(Data about app and page elements)
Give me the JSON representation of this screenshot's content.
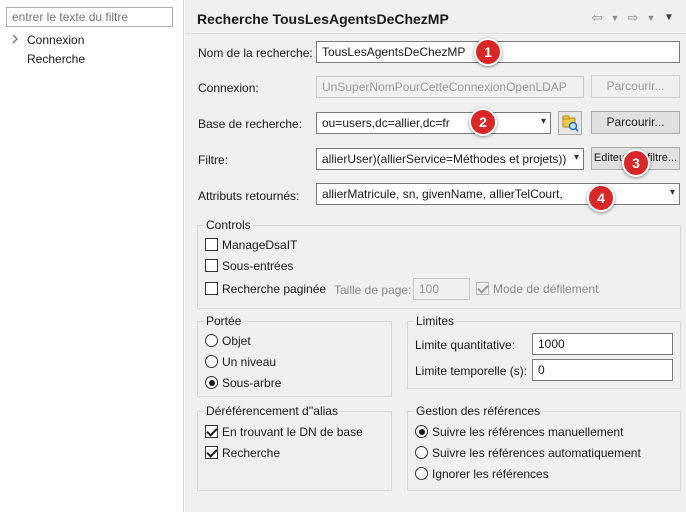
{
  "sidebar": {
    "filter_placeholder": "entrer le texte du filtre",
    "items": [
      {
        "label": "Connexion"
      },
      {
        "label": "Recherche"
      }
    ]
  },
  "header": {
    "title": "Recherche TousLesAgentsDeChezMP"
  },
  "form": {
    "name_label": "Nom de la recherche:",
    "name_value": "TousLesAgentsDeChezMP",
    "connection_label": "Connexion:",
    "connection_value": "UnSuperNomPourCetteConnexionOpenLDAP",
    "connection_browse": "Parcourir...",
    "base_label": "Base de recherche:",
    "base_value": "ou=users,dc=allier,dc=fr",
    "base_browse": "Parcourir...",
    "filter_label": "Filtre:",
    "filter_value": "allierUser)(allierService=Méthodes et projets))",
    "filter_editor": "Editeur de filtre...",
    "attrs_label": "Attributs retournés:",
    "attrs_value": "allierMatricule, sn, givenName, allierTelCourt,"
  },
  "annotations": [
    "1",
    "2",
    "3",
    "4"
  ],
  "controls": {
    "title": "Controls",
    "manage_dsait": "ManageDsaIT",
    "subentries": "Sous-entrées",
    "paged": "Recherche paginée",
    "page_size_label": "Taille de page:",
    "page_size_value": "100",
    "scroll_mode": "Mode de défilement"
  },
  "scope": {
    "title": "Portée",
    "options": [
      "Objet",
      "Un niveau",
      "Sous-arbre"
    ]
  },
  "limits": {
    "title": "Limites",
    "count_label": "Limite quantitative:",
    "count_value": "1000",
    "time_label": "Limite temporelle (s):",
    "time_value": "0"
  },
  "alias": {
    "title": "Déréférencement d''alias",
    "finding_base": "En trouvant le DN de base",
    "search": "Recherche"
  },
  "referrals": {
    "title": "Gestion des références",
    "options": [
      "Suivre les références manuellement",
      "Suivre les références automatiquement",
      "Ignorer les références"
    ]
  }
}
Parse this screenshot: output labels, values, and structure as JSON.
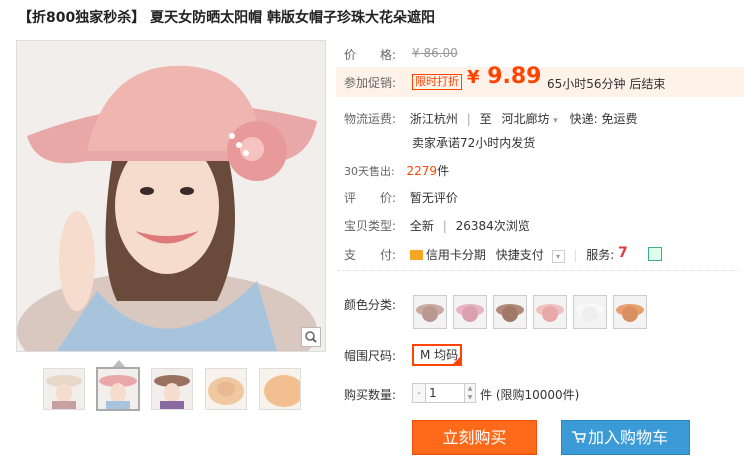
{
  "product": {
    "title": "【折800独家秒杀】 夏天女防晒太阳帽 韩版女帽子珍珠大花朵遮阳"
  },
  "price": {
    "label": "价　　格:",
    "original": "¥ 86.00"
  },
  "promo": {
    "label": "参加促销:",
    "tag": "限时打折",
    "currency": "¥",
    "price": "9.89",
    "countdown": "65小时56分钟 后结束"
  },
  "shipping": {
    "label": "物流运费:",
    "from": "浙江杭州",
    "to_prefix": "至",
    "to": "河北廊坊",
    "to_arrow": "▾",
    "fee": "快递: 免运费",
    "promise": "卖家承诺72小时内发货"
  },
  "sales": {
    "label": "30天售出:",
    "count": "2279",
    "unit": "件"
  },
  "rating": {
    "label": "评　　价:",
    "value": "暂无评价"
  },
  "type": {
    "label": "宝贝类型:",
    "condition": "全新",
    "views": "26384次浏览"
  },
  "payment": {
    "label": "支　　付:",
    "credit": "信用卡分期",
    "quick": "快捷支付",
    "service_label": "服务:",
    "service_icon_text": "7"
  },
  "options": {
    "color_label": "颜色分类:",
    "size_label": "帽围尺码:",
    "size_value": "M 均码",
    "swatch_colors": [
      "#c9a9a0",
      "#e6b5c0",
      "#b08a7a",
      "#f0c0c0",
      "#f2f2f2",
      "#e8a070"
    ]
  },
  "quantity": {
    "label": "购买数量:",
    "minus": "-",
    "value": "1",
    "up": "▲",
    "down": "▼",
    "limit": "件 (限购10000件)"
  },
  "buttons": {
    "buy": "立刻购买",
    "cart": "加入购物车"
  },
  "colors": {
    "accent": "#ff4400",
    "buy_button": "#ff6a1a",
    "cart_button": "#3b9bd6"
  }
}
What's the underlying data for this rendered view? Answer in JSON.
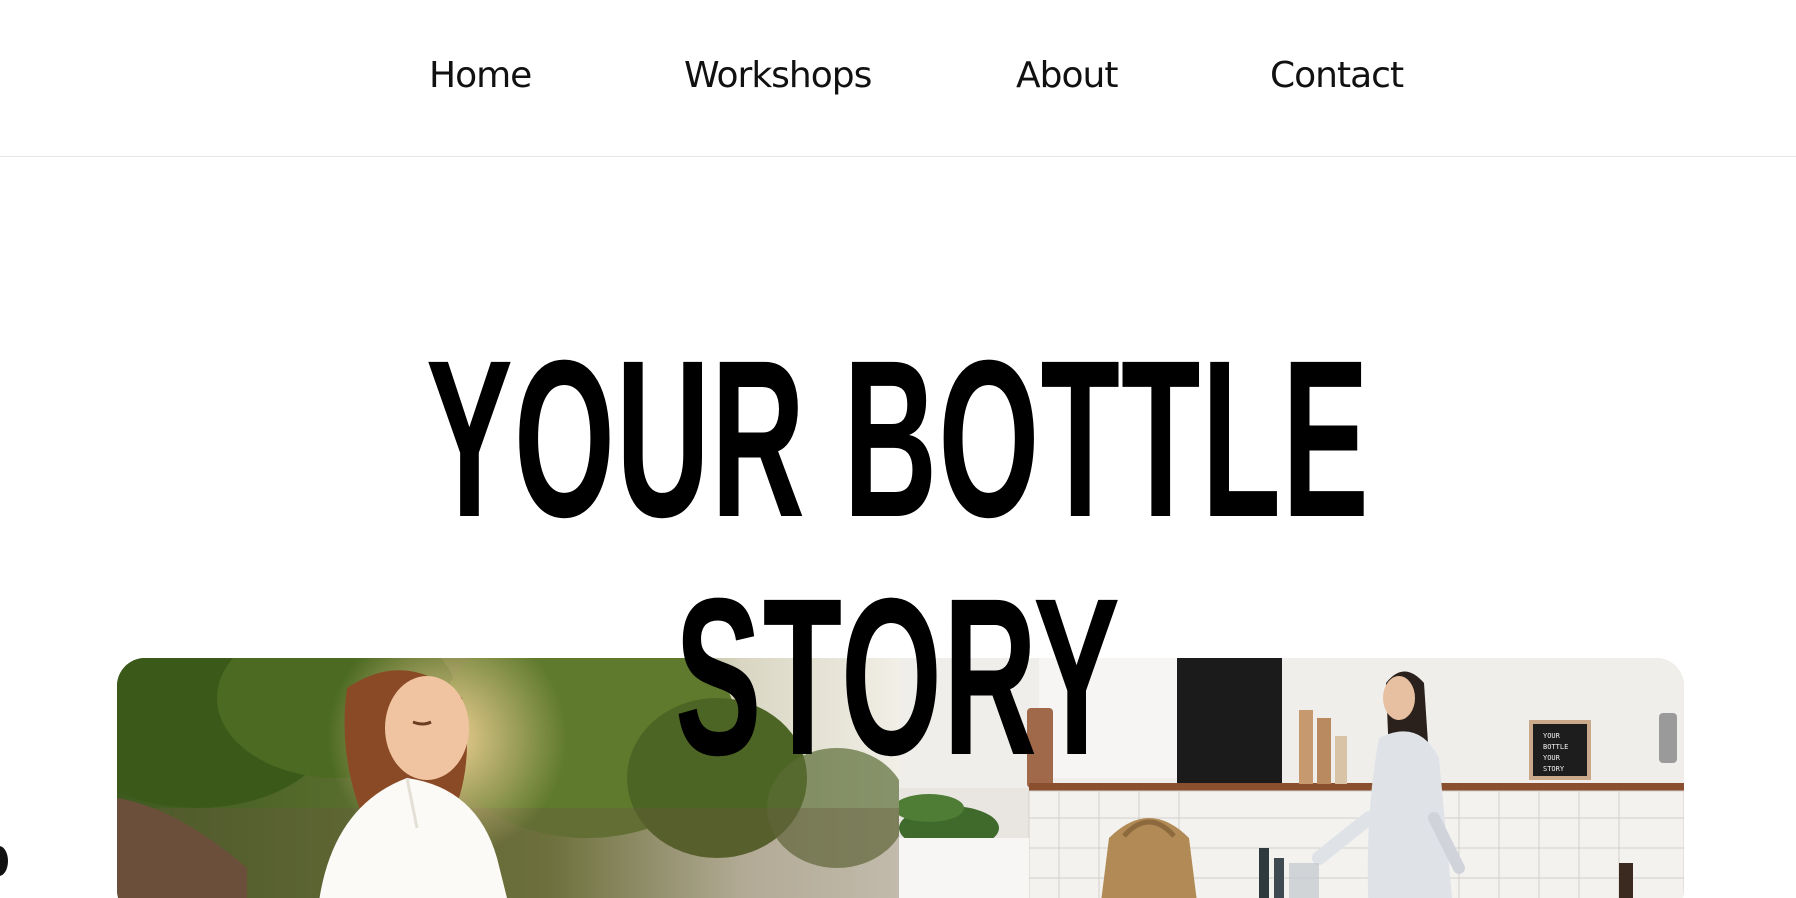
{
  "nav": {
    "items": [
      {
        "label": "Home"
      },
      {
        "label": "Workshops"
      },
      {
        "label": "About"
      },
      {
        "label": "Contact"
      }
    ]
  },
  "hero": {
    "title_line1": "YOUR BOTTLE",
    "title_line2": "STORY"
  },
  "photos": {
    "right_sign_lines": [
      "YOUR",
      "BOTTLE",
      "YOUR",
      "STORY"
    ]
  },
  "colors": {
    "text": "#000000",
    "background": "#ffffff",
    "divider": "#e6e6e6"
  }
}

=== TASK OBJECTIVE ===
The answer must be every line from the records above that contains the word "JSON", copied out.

=== EXERCISE ANSWER ===
Give me the JSON representation of this screenshot's content.
Parse this screenshot: output labels, values, and structure as JSON.
What's the underlying data for this rendered view? Answer in JSON.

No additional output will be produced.